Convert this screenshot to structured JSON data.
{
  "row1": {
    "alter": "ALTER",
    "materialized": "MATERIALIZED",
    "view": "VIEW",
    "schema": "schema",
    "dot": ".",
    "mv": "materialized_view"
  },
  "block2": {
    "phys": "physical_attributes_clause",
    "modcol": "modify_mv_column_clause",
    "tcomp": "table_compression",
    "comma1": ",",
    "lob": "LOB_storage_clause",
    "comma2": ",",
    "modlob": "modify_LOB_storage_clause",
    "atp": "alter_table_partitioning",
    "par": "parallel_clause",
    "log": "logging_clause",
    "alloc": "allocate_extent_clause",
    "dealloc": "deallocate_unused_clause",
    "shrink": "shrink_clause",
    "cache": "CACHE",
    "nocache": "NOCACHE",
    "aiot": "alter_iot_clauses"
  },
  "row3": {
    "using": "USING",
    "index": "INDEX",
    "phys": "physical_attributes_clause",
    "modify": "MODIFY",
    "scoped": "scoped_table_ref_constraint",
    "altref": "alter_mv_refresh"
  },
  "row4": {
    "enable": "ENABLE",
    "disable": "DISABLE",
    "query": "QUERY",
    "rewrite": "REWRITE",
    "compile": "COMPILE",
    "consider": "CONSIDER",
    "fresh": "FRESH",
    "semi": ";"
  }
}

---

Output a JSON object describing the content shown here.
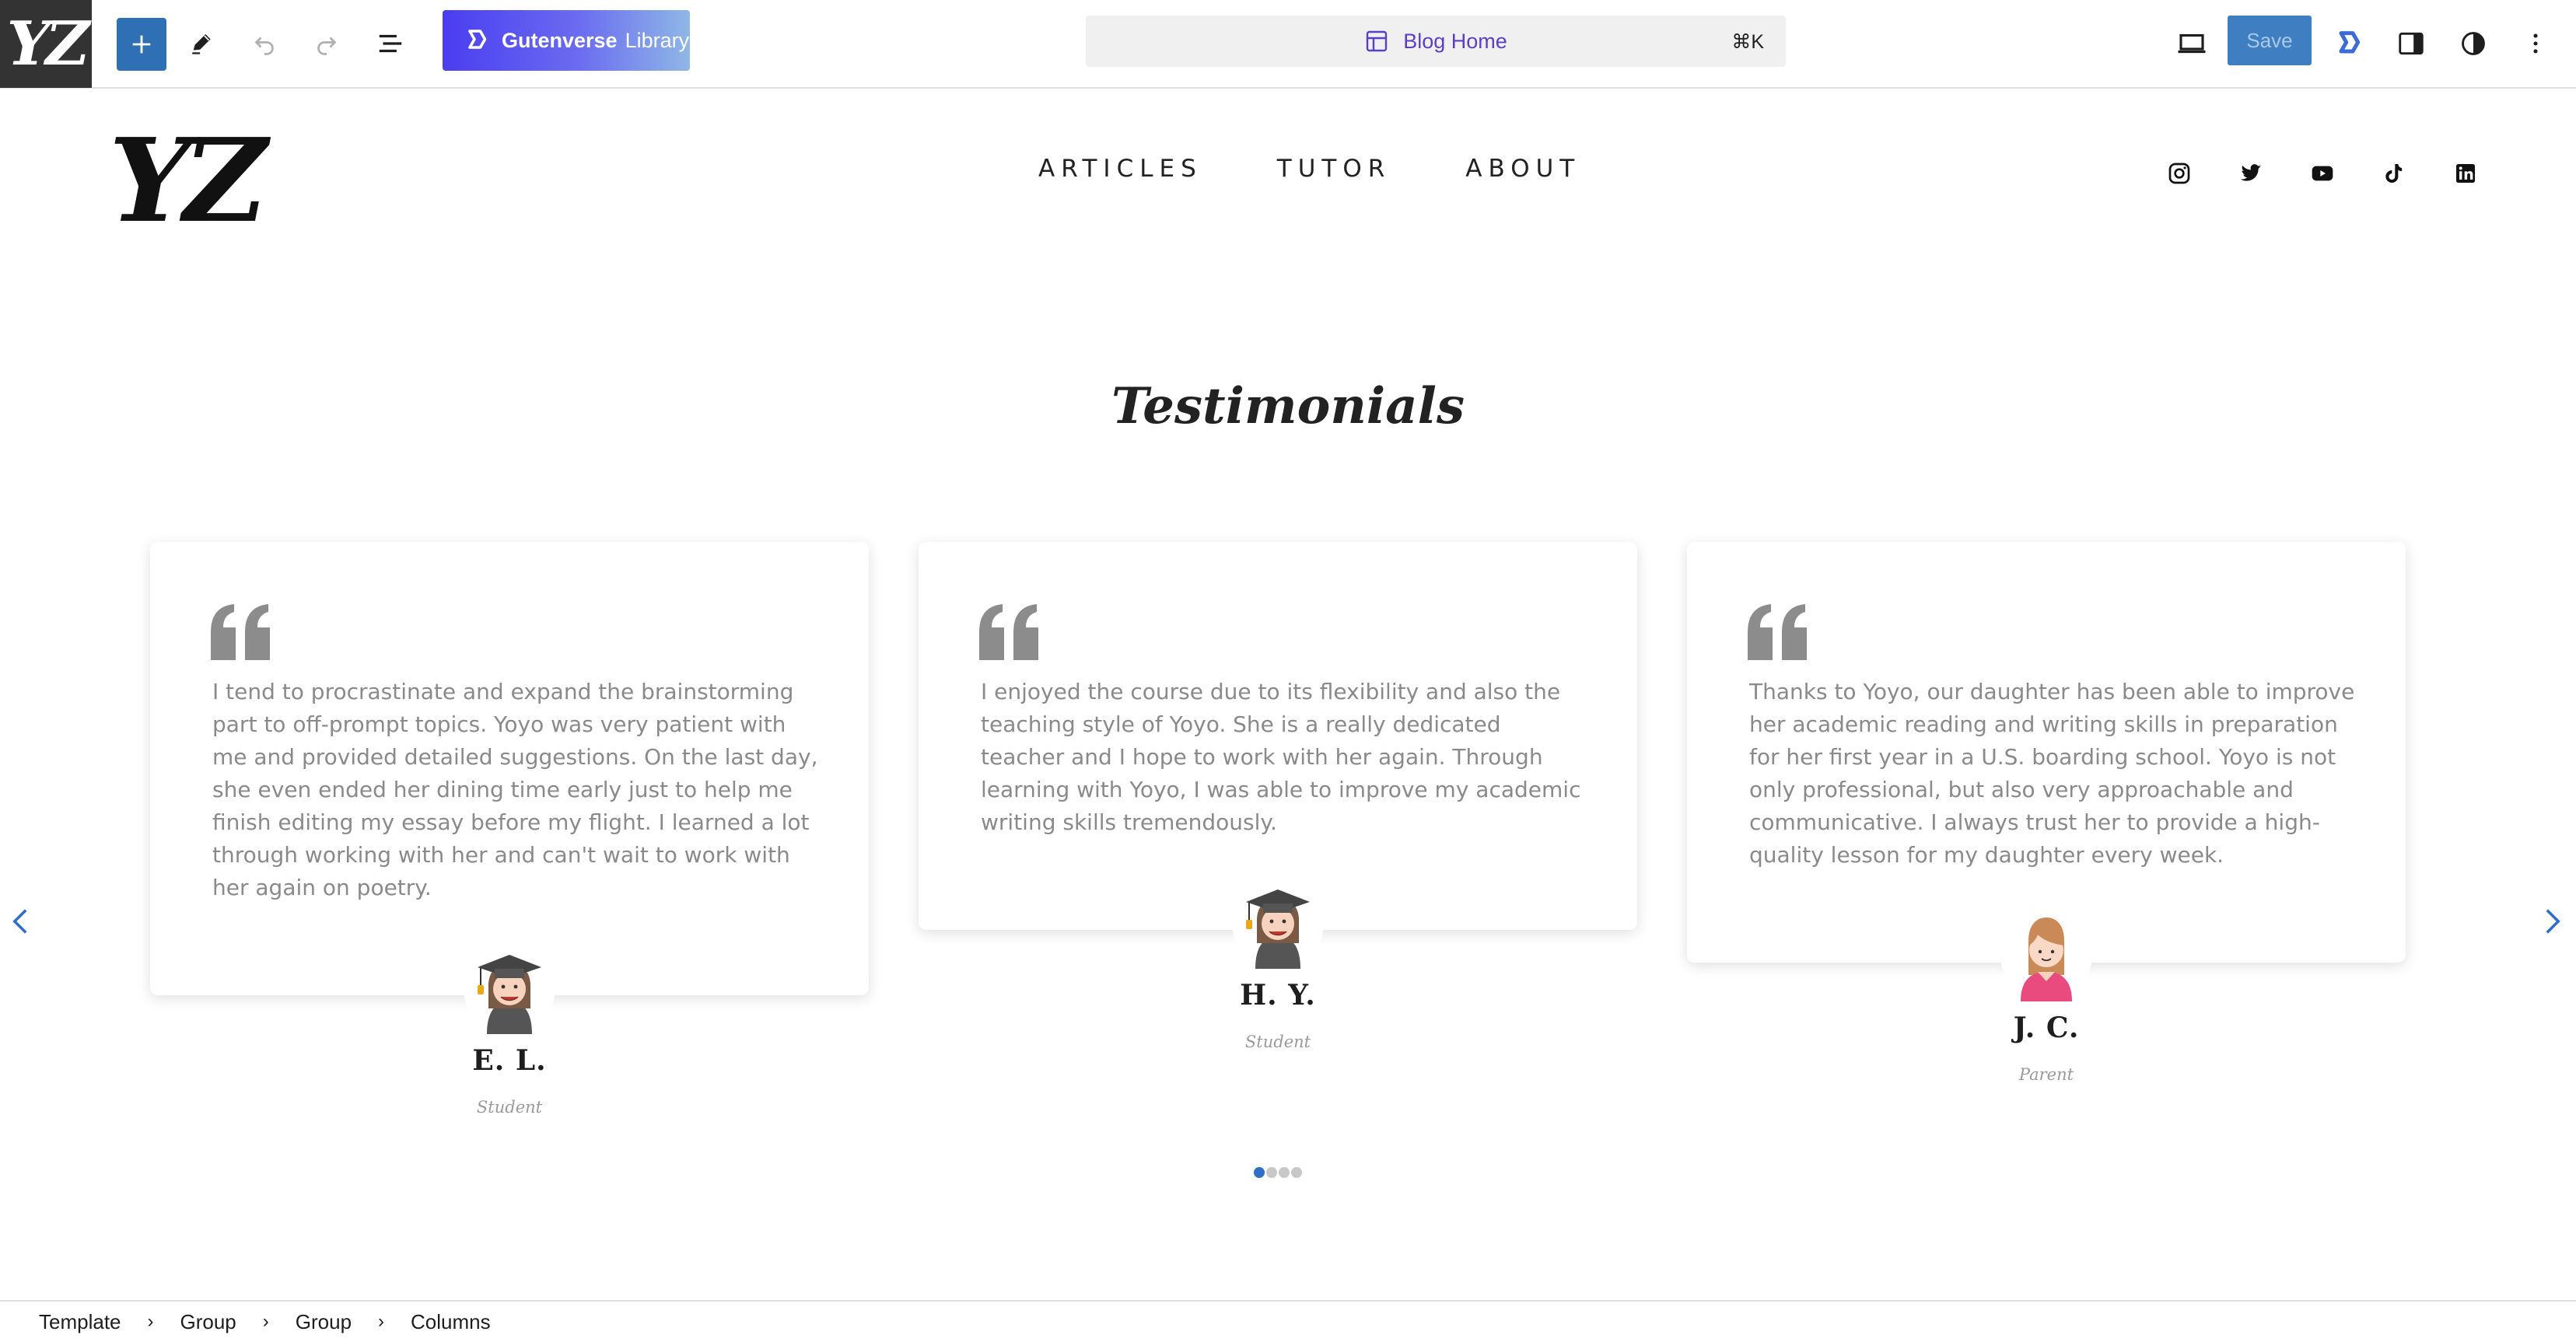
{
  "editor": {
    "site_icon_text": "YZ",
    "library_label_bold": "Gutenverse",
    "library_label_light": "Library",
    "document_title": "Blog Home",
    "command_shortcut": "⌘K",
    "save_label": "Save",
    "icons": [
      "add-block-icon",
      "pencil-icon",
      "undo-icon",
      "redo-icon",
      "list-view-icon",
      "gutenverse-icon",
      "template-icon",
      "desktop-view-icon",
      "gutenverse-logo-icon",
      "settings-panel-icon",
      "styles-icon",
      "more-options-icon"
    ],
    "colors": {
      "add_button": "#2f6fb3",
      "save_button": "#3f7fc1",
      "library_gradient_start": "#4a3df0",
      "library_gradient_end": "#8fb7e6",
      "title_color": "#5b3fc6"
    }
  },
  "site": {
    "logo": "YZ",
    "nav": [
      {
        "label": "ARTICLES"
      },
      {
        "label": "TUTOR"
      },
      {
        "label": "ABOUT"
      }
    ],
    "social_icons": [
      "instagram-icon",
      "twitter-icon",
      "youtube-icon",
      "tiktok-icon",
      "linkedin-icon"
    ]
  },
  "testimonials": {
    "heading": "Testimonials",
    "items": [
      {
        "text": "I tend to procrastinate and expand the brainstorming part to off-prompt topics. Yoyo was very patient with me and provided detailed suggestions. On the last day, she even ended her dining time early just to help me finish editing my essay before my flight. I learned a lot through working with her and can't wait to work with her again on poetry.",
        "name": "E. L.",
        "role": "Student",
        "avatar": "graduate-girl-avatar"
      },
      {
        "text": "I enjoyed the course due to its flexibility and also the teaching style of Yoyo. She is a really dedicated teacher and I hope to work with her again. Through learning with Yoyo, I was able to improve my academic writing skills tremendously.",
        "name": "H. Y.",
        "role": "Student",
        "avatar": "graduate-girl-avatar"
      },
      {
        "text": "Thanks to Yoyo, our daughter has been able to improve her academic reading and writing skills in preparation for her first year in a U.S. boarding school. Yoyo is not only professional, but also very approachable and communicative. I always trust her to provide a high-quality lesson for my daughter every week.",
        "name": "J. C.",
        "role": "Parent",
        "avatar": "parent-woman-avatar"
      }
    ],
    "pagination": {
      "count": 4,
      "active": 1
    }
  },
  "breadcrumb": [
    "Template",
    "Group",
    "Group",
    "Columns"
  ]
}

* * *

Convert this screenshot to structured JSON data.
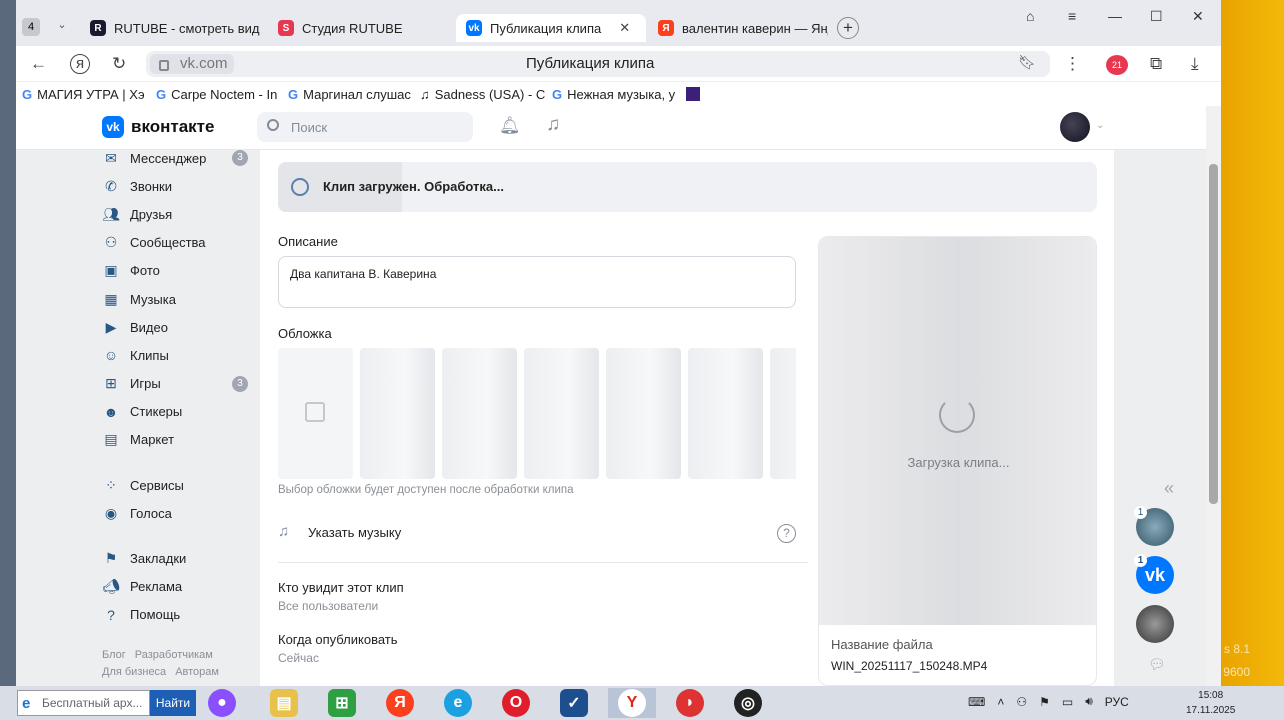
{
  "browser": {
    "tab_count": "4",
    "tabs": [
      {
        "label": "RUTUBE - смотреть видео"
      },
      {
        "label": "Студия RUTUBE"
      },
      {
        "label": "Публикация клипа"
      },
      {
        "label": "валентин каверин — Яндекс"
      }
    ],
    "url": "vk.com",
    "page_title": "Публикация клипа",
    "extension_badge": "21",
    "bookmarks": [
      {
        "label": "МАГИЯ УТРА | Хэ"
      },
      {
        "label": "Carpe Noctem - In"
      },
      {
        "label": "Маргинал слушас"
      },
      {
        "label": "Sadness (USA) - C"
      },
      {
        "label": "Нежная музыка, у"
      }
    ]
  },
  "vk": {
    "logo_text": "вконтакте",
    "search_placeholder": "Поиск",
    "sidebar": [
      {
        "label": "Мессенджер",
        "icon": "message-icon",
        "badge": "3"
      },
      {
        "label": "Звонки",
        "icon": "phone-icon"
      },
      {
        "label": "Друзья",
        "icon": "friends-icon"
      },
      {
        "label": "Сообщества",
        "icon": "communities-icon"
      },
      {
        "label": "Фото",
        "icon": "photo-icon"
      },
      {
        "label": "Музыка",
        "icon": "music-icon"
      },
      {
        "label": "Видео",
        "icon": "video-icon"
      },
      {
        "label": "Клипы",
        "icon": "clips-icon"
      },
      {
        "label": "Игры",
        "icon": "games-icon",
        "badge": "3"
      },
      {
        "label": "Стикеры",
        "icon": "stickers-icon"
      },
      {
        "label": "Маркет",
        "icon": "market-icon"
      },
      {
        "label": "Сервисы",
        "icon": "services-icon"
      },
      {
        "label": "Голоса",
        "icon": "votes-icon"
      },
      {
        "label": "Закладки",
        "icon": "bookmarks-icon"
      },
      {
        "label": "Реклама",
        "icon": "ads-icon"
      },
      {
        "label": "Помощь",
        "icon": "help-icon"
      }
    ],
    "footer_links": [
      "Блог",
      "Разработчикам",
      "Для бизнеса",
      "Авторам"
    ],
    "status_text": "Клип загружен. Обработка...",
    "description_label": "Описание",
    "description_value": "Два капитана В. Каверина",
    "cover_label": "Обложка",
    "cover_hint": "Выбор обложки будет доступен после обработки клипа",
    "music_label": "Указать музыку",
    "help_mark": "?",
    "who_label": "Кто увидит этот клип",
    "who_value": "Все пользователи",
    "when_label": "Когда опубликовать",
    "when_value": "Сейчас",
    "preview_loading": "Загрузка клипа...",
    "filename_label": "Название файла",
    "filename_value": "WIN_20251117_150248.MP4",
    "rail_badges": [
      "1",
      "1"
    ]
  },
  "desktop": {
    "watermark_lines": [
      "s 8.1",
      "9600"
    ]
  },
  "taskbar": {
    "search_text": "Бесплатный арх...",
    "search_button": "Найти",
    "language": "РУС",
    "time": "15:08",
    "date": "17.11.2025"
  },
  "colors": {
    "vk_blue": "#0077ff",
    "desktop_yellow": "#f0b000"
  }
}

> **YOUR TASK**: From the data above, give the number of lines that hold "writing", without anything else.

> **RESPONSE TO THE TASK**: 2